ACTIVITY: Leaving all pictures aside, write out the records below precisely as given.

─── DATA EXCERPTS

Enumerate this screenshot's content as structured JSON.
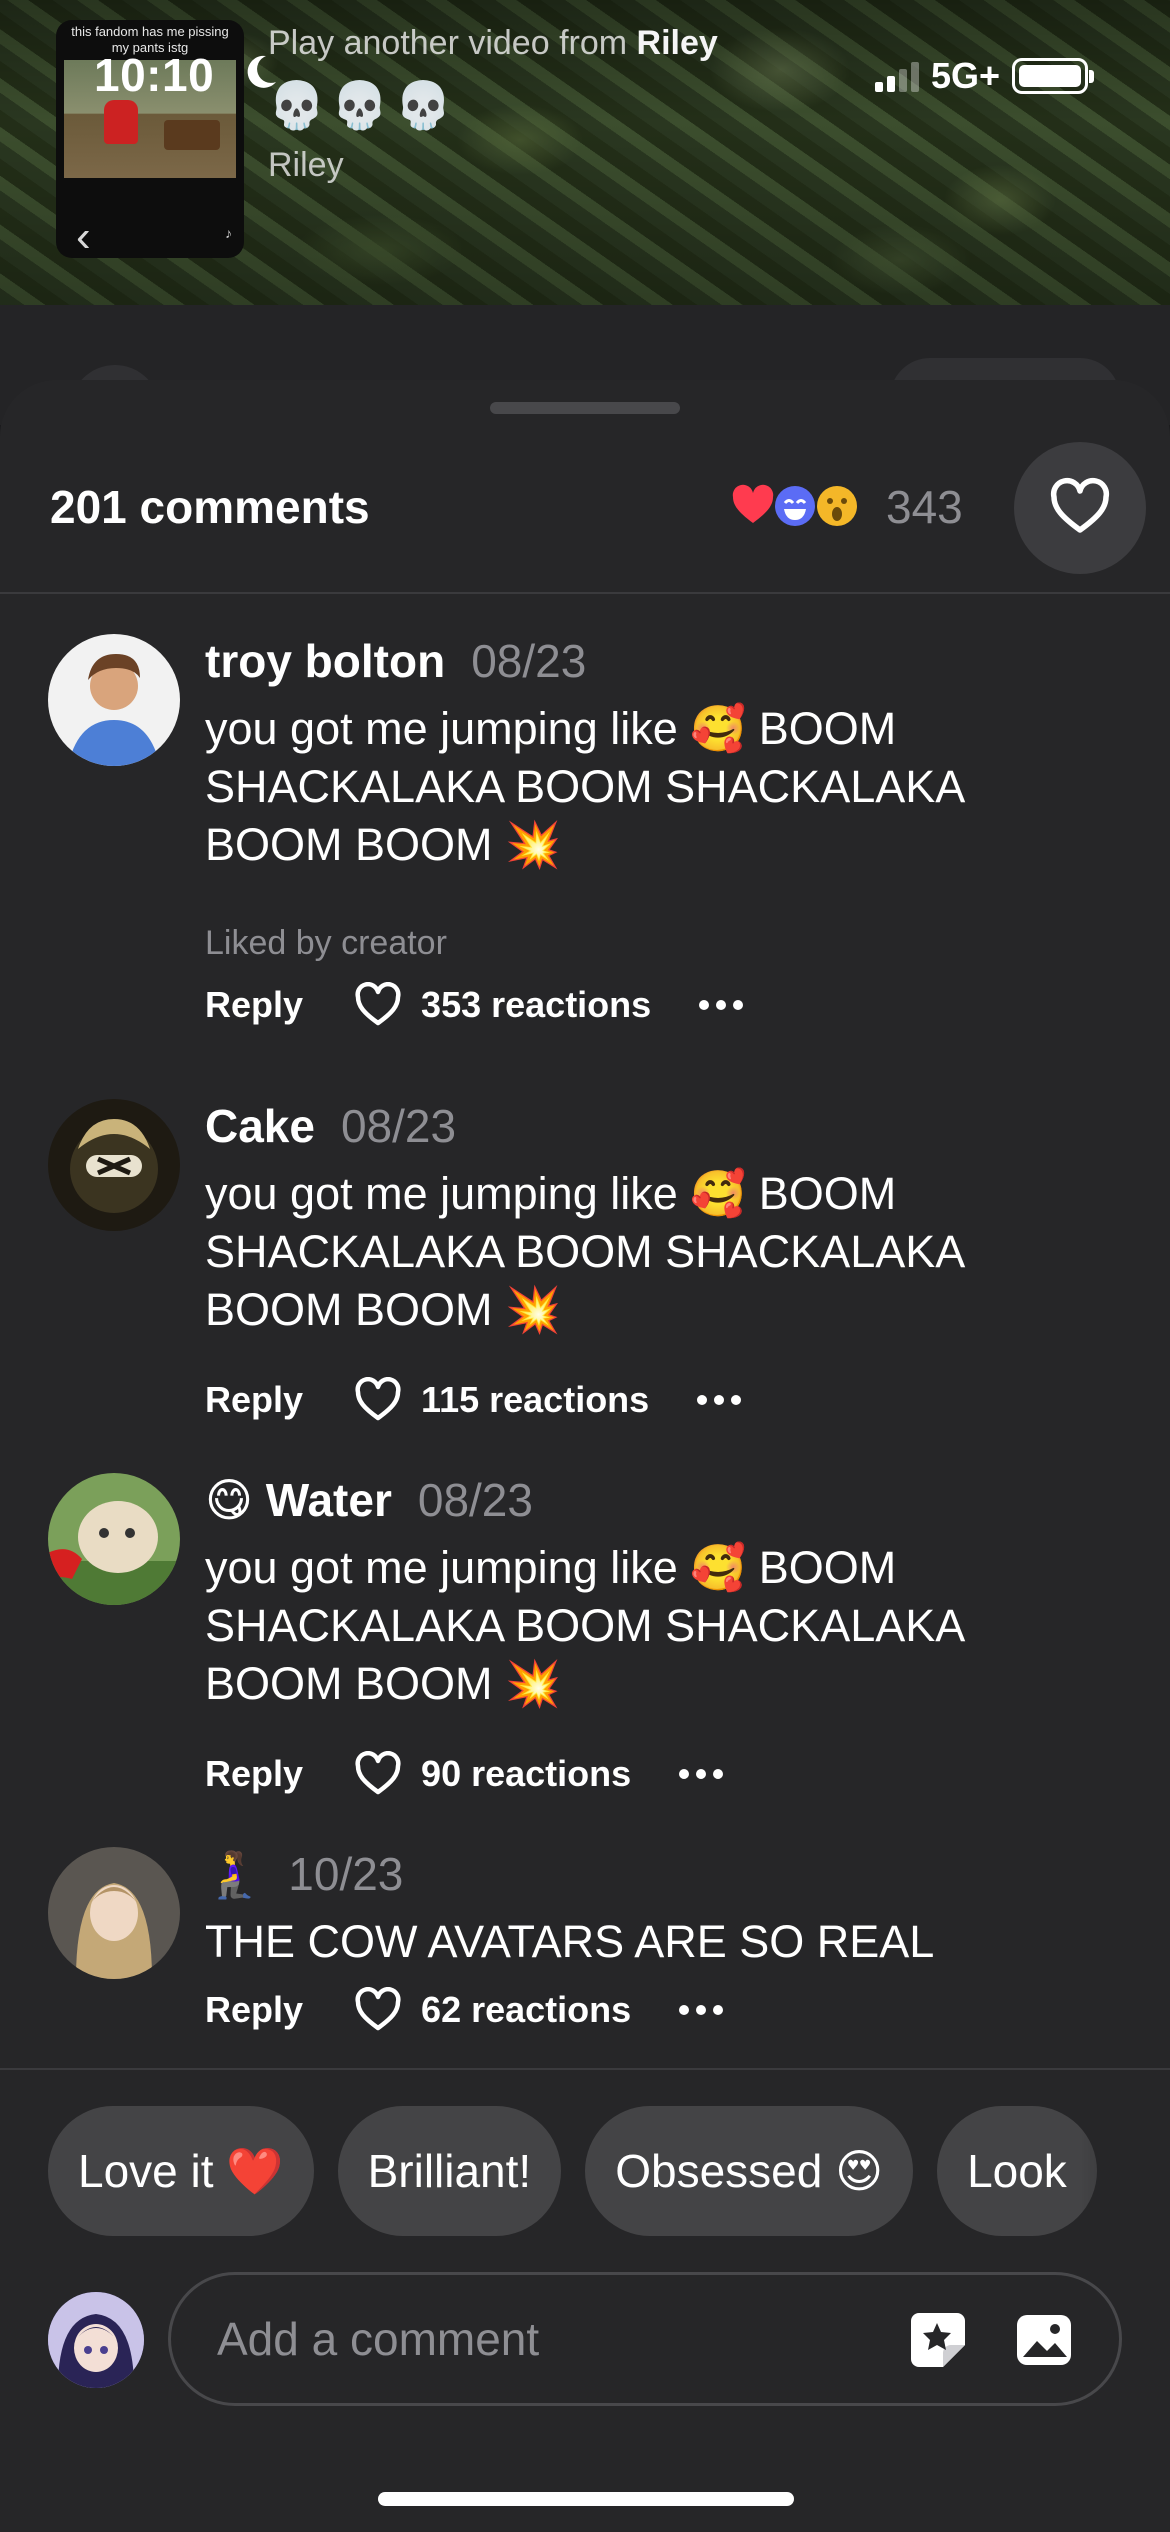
{
  "status_bar": {
    "time": "10:10",
    "network": "5G+"
  },
  "mini_player": {
    "thumb_caption": "this fandom has me pissing my pants istg",
    "play_another_prefix": "Play another video from ",
    "play_another_author": "Riley",
    "emoji_row": "💀💀💀",
    "author": "Riley"
  },
  "sheet": {
    "comments_count": "201 comments",
    "reactions_total": "343",
    "reaction_emojis": [
      "❤️",
      "😆",
      "😮"
    ]
  },
  "comments": [
    {
      "name": "troy bolton",
      "name_prefix_emoji": "",
      "date": "08/23",
      "text": "you got me jumping like 🥰 BOOM SHACKALAKA BOOM SHACKALAKA BOOM BOOM 💥",
      "liked_by": "Liked by creator",
      "reply": "Reply",
      "reactions": "353 reactions"
    },
    {
      "name": "Cake",
      "name_prefix_emoji": "",
      "date": "08/23",
      "text": "you got me jumping like 🥰 BOOM SHACKALAKA BOOM SHACKALAKA BOOM BOOM 💥",
      "liked_by": "",
      "reply": "Reply",
      "reactions": "115 reactions"
    },
    {
      "name": "Water",
      "name_prefix_emoji": "😋",
      "date": "08/23",
      "text": "you got me jumping like 🥰 BOOM SHACKALAKA BOOM SHACKALAKA BOOM BOOM 💥",
      "liked_by": "",
      "reply": "Reply",
      "reactions": "90 reactions"
    },
    {
      "name": "",
      "name_prefix_emoji": "🧎‍♀️",
      "date": "10/23",
      "text": "THE COW AVATARS ARE SO REAL",
      "liked_by": "",
      "reply": "Reply",
      "reactions": "62 reactions"
    }
  ],
  "quick_replies": [
    "Love it ❤️",
    "Brilliant!",
    "Obsessed 😍",
    "Look"
  ],
  "composer": {
    "placeholder": "Add a comment"
  },
  "colors": {
    "sheet_bg": "#262628",
    "muted_text": "#8e8e93",
    "chip_bg": "#444446"
  }
}
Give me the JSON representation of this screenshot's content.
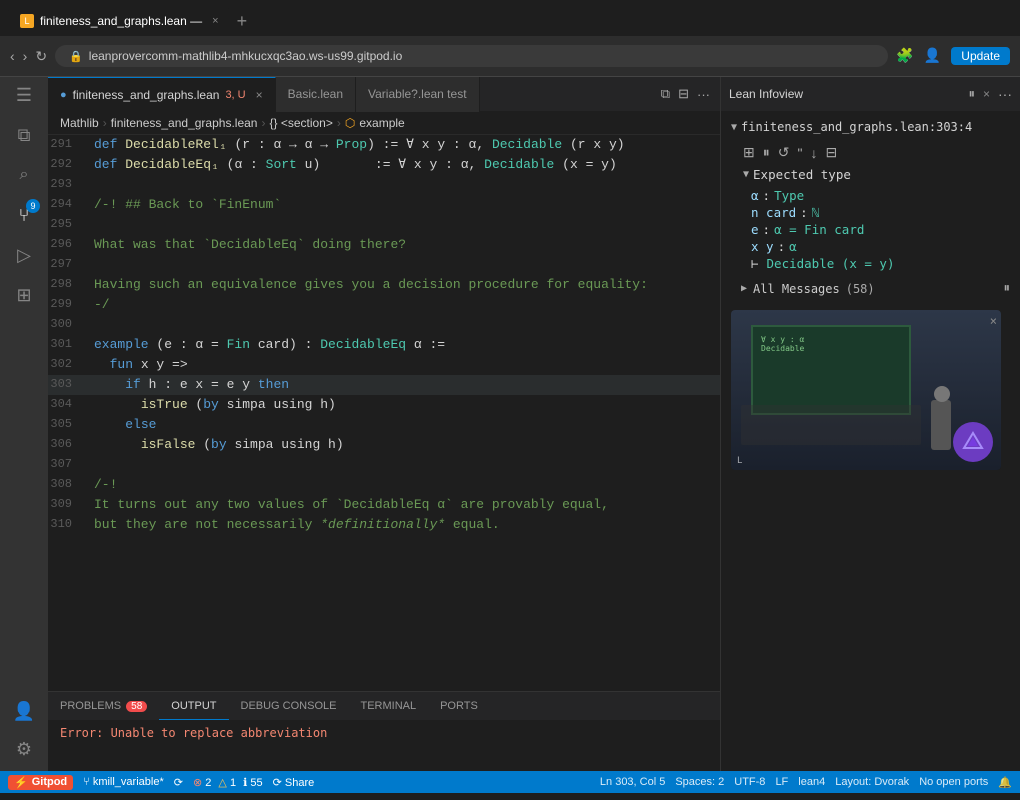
{
  "browser": {
    "tab_title": "finiteness_and_graphs.lean —",
    "tab_close": "×",
    "tab_new": "+",
    "url": "leanprovercomm-mathlib4-mhkucxqc3ao.ws-us99.gitpod.io",
    "update_btn": "Update"
  },
  "editor": {
    "tabs": [
      {
        "label": "finiteness_and_graphs.lean",
        "detail": "3, U",
        "active": true,
        "dirty": true
      },
      {
        "label": "Basic.lean",
        "active": false,
        "dirty": false
      },
      {
        "label": "Variable?.lean test",
        "active": false,
        "dirty": false
      }
    ],
    "breadcrumb": [
      "Mathlib",
      "finiteness_and_graphs.lean",
      "{}",
      "<section>",
      "example"
    ],
    "lines": [
      {
        "num": "291",
        "content": "def DecidableRel₁ (r : α → α → Prop) := ∀ x y : α, Decidable (r x y)"
      },
      {
        "num": "292",
        "content": "def DecidableEq₁ (α : Sort u)       := ∀ x y : α, Decidable (x = y)"
      },
      {
        "num": "293",
        "content": ""
      },
      {
        "num": "294",
        "content": "/-! ## Back to `FinEnum`"
      },
      {
        "num": "295",
        "content": ""
      },
      {
        "num": "296",
        "content": "What was that `DecidableEq` doing there?"
      },
      {
        "num": "297",
        "content": ""
      },
      {
        "num": "298",
        "content": "Having such an equivalence gives you a decision procedure for equality:"
      },
      {
        "num": "299",
        "content": "-/"
      },
      {
        "num": "300",
        "content": ""
      },
      {
        "num": "301",
        "content": "example (e : α = Fin card) : DecidableEq α :="
      },
      {
        "num": "302",
        "content": "  fun x y =>"
      },
      {
        "num": "303",
        "content": "    if h : e x = e y then",
        "active": true
      },
      {
        "num": "304",
        "content": "      isTrue (by simpa using h)"
      },
      {
        "num": "305",
        "content": "    else"
      },
      {
        "num": "306",
        "content": "      isFalse (by simpa using h)"
      },
      {
        "num": "307",
        "content": ""
      },
      {
        "num": "308",
        "content": "/-!"
      },
      {
        "num": "309",
        "content": "It turns out any two values of `DecidableEq α` are provably equal,"
      },
      {
        "num": "310",
        "content": "but they are not necessarily *definitionally* equal."
      }
    ]
  },
  "lean_infoview": {
    "title": "Lean Infoview",
    "close": "×",
    "file_ref": "finiteness_and_graphs.lean:303:4",
    "expected_type_label": "Expected type",
    "type_items": [
      {
        "var": "α",
        "sep": ":",
        "type": "Type"
      },
      {
        "var": "n card",
        "sep": ":",
        "type": "ℕ"
      },
      {
        "var": "e",
        "sep": ":",
        "type": "α = Fin card"
      },
      {
        "var": "x y",
        "sep": ":",
        "type": "α"
      },
      {
        "var": "⊢",
        "sep": "",
        "type": "Decidable (x = y)"
      }
    ],
    "all_messages_label": "All Messages",
    "all_messages_count": "(58)"
  },
  "panel": {
    "tabs": [
      {
        "label": "PROBLEMS",
        "badge": "58",
        "active": false
      },
      {
        "label": "OUTPUT",
        "active": true
      },
      {
        "label": "DEBUG CONSOLE",
        "active": false
      },
      {
        "label": "TERMINAL",
        "active": false
      },
      {
        "label": "PORTS",
        "active": false
      }
    ],
    "error_text": "Error: Unable to replace abbreviation"
  },
  "status_bar": {
    "gitpod": "Gitpod",
    "branch": "kmill_variable*",
    "sync_icon": "⟳",
    "errors": "2",
    "warnings": "1",
    "info": "55",
    "share": "Share",
    "cursor": "Ln 303, Col 5",
    "spaces": "Spaces: 2",
    "encoding": "UTF-8",
    "line_ending": "LF",
    "lang": "lean4",
    "layout": "Layout: Dvorak",
    "ports": "No open ports",
    "bell": "🔔"
  },
  "activity_icons": [
    {
      "name": "menu-icon",
      "icon": "☰",
      "active": false
    },
    {
      "name": "explorer-icon",
      "icon": "⧉",
      "active": false
    },
    {
      "name": "search-icon",
      "icon": "🔍",
      "active": false
    },
    {
      "name": "git-icon",
      "icon": "⑂",
      "active": true,
      "badge": "9"
    },
    {
      "name": "run-icon",
      "icon": "▶",
      "active": false
    },
    {
      "name": "extensions-icon",
      "icon": "⊞",
      "active": false
    }
  ]
}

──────

OUTPUT:
Enumerate this screenshot's content as structured JSON.
{
  "status_bar": {
    "time": "10:10",
    "network": "5G+"
  },
  "mini_player": {
    "thumb_caption": "this fandom has me pissing my pants istg",
    "play_another_prefix": "Play another video from ",
    "play_another_author": "Riley",
    "emoji_row": "💀💀💀",
    "author": "Riley"
  },
  "sheet": {
    "comments_count": "201 comments",
    "reactions_total": "343",
    "reaction_emojis": [
      "❤️",
      "😆",
      "😮"
    ]
  },
  "comments": [
    {
      "name": "troy bolton",
      "name_prefix_emoji": "",
      "date": "08/23",
      "text": "you got me jumping like 🥰 BOOM SHACKALAKA BOOM SHACKALAKA BOOM BOOM 💥",
      "liked_by": "Liked by creator",
      "reply": "Reply",
      "reactions": "353 reactions"
    },
    {
      "name": "Cake",
      "name_prefix_emoji": "",
      "date": "08/23",
      "text": "you got me jumping like 🥰 BOOM SHACKALAKA BOOM SHACKALAKA BOOM BOOM 💥",
      "liked_by": "",
      "reply": "Reply",
      "reactions": "115 reactions"
    },
    {
      "name": "Water",
      "name_prefix_emoji": "😋",
      "date": "08/23",
      "text": "you got me jumping like 🥰 BOOM SHACKALAKA BOOM SHACKALAKA BOOM BOOM 💥",
      "liked_by": "",
      "reply": "Reply",
      "reactions": "90 reactions"
    },
    {
      "name": "",
      "name_prefix_emoji": "🧎‍♀️",
      "date": "10/23",
      "text": "THE COW AVATARS ARE SO REAL",
      "liked_by": "",
      "reply": "Reply",
      "reactions": "62 reactions"
    }
  ],
  "quick_replies": [
    "Love it ❤️",
    "Brilliant!",
    "Obsessed 😍",
    "Look"
  ],
  "composer": {
    "placeholder": "Add a comment"
  },
  "colors": {
    "sheet_bg": "#262628",
    "muted_text": "#8e8e93",
    "chip_bg": "#444446"
  }
}
Give me the JSON representation of this screenshot's content.
{
  "browser": {
    "tab_title": "finiteness_and_graphs.lean —",
    "tab_close": "×",
    "tab_new": "+",
    "url": "leanprovercomm-mathlib4-mhkucxqc3ao.ws-us99.gitpod.io",
    "update_btn": "Update"
  },
  "editor": {
    "tabs": [
      {
        "label": "finiteness_and_graphs.lean",
        "detail": "3, U",
        "active": true,
        "dirty": true
      },
      {
        "label": "Basic.lean",
        "active": false,
        "dirty": false
      },
      {
        "label": "Variable?.lean test",
        "active": false,
        "dirty": false
      }
    ],
    "breadcrumb": [
      "Mathlib",
      "finiteness_and_graphs.lean",
      "{}",
      "<section>",
      "example"
    ],
    "lines": [
      {
        "num": "291",
        "content": "def DecidableRel₁ (r : α → α → Prop) := ∀ x y : α, Decidable (r x y)"
      },
      {
        "num": "292",
        "content": "def DecidableEq₁ (α : Sort u)       := ∀ x y : α, Decidable (x = y)"
      },
      {
        "num": "293",
        "content": ""
      },
      {
        "num": "294",
        "content": "/-! ## Back to `FinEnum`"
      },
      {
        "num": "295",
        "content": ""
      },
      {
        "num": "296",
        "content": "What was that `DecidableEq` doing there?"
      },
      {
        "num": "297",
        "content": ""
      },
      {
        "num": "298",
        "content": "Having such an equivalence gives you a decision procedure for equality:"
      },
      {
        "num": "299",
        "content": "-/"
      },
      {
        "num": "300",
        "content": ""
      },
      {
        "num": "301",
        "content": "example (e : α = Fin card) : DecidableEq α :="
      },
      {
        "num": "302",
        "content": "  fun x y =>"
      },
      {
        "num": "303",
        "content": "    if h : e x = e y then",
        "active": true
      },
      {
        "num": "304",
        "content": "      isTrue (by simpa using h)"
      },
      {
        "num": "305",
        "content": "    else"
      },
      {
        "num": "306",
        "content": "      isFalse (by simpa using h)"
      },
      {
        "num": "307",
        "content": ""
      },
      {
        "num": "308",
        "content": "/-!"
      },
      {
        "num": "309",
        "content": "It turns out any two values of `DecidableEq α` are provably equal,"
      },
      {
        "num": "310",
        "content": "but they are not necessarily *definitionally* equal."
      }
    ]
  },
  "lean_infoview": {
    "title": "Lean Infoview",
    "close": "×",
    "file_ref": "finiteness_and_graphs.lean:303:4",
    "expected_type_label": "Expected type",
    "type_items": [
      {
        "var": "α",
        "sep": ":",
        "type": "Type"
      },
      {
        "var": "n card",
        "sep": ":",
        "type": "ℕ"
      },
      {
        "var": "e",
        "sep": ":",
        "type": "α = Fin card"
      },
      {
        "var": "x y",
        "sep": ":",
        "type": "α"
      },
      {
        "var": "⊢",
        "sep": "",
        "type": "Decidable (x = y)"
      }
    ],
    "all_messages_label": "All Messages",
    "all_messages_count": "(58)"
  },
  "panel": {
    "tabs": [
      {
        "label": "PROBLEMS",
        "badge": "58",
        "active": false
      },
      {
        "label": "OUTPUT",
        "active": true
      },
      {
        "label": "DEBUG CONSOLE",
        "active": false
      },
      {
        "label": "TERMINAL",
        "active": false
      },
      {
        "label": "PORTS",
        "active": false
      }
    ],
    "error_text": "Error: Unable to replace abbreviation"
  },
  "status_bar": {
    "gitpod": "Gitpod",
    "branch": "kmill_variable*",
    "sync_icon": "⟳",
    "errors": "2",
    "warnings": "1",
    "info": "55",
    "share": "Share",
    "cursor": "Ln 303, Col 5",
    "spaces": "Spaces: 2",
    "encoding": "UTF-8",
    "line_ending": "LF",
    "lang": "lean4",
    "layout": "Layout: Dvorak",
    "ports": "No open ports",
    "bell": "🔔"
  },
  "activity_icons": [
    {
      "name": "menu-icon",
      "icon": "☰",
      "active": false
    },
    {
      "name": "explorer-icon",
      "icon": "⧉",
      "active": false
    },
    {
      "name": "search-icon",
      "icon": "🔍",
      "active": false
    },
    {
      "name": "git-icon",
      "icon": "⑂",
      "active": true,
      "badge": "9"
    },
    {
      "name": "run-icon",
      "icon": "▶",
      "active": false
    },
    {
      "name": "extensions-icon",
      "icon": "⊞",
      "active": false
    }
  ]
}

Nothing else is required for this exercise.